Dataset records

○ ○ ○ ○

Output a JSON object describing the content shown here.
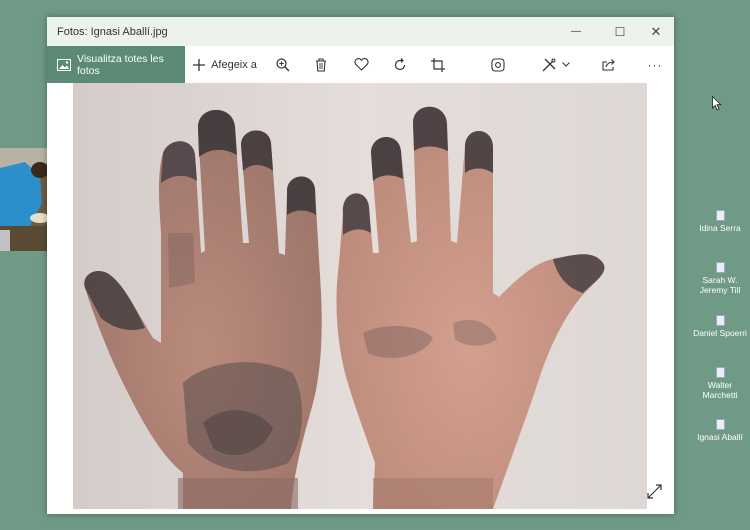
{
  "window": {
    "title": "Fotos: Ignasi Aballí.jpg",
    "controls": {
      "minimize": "—",
      "maximize": "☐",
      "close": "✕"
    }
  },
  "toolbar": {
    "view_all_label": "Visualitza totes les fotos",
    "add_to_label": "Afegeix a",
    "more_label": "···"
  },
  "photo": {
    "subject": "Two hands stained with dark ink, palms facing forward"
  },
  "desktop_icons": [
    {
      "label": "Idina Serra"
    },
    {
      "label": "Sarah W. Jeremy Till"
    },
    {
      "label": "Daniel Spoerri"
    },
    {
      "label": "Walter Marchetti"
    },
    {
      "label": "Ignasi Aballí"
    }
  ],
  "colors": {
    "desktop": "#6f9a85",
    "accent": "#5b8a76",
    "titlebar": "#ebf3ec"
  }
}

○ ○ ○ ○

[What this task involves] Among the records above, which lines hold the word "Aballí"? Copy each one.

[Output for this exercise]
    "title": "Fotos: Ignasi Aballí.jpg",
      "label": "Ignasi Aballí"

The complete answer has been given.